DATASET RECORDS Block Start

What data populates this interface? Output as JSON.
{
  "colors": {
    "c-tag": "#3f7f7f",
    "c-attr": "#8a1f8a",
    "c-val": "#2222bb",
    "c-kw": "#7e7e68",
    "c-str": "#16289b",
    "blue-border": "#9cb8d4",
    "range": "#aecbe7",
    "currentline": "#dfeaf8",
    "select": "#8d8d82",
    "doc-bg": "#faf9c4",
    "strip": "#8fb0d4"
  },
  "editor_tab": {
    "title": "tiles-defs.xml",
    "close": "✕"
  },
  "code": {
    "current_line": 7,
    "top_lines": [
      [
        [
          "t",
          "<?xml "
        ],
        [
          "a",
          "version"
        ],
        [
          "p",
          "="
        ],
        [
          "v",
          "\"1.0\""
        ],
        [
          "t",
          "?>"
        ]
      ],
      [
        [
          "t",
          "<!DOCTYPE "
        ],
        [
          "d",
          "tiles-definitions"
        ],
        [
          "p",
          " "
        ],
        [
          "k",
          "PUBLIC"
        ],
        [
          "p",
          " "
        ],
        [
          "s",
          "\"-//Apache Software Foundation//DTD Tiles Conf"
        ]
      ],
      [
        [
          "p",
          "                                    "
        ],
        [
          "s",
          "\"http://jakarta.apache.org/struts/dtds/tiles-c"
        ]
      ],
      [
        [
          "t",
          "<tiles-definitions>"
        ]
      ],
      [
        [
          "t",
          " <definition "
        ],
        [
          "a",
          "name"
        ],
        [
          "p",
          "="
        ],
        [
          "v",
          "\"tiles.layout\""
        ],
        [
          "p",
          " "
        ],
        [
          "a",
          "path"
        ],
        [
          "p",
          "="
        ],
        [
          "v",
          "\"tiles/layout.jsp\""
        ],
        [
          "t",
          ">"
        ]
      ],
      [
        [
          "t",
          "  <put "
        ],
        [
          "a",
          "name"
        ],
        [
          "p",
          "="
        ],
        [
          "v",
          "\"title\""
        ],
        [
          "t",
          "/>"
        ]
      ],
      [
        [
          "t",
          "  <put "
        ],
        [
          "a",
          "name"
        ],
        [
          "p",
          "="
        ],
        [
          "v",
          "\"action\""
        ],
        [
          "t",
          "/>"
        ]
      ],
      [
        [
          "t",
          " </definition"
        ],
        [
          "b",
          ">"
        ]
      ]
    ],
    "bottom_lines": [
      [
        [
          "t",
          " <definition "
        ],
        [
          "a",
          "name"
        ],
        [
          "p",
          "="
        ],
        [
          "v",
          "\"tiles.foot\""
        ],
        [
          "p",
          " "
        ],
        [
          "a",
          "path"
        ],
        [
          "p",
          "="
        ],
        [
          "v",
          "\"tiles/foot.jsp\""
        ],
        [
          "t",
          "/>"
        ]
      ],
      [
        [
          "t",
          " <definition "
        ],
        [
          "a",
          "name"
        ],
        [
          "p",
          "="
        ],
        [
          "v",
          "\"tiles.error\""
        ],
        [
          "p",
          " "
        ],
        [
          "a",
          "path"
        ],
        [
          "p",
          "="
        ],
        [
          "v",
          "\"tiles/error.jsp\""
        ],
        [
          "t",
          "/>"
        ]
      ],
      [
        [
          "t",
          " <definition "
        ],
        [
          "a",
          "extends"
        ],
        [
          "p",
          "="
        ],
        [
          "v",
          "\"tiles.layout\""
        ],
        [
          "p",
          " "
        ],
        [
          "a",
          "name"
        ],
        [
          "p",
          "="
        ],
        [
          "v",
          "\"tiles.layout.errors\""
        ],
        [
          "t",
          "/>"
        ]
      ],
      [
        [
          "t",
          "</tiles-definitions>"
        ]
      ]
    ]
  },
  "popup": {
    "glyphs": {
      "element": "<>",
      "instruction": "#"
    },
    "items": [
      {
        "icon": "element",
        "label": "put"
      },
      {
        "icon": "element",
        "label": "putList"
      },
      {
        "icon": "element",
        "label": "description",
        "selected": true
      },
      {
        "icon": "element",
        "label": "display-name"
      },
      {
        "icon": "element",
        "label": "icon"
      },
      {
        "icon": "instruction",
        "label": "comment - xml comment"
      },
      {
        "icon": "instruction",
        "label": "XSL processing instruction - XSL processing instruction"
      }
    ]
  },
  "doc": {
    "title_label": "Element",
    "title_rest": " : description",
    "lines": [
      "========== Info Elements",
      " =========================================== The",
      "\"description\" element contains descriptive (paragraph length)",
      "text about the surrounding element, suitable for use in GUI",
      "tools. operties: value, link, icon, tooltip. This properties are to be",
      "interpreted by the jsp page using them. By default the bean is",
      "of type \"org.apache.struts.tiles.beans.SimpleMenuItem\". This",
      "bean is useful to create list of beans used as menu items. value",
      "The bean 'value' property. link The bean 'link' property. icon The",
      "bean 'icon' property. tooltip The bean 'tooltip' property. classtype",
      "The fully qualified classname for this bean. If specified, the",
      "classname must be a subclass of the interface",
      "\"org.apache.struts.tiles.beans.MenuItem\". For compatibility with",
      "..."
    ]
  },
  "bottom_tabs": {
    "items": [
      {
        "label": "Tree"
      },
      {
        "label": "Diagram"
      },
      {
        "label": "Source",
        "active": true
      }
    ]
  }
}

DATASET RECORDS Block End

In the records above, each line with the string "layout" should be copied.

          "\"tiles.layout\""
          "\"tiles/layout.jsp\""
          "\"tiles.layout\""
          "\"tiles.layout.errors\""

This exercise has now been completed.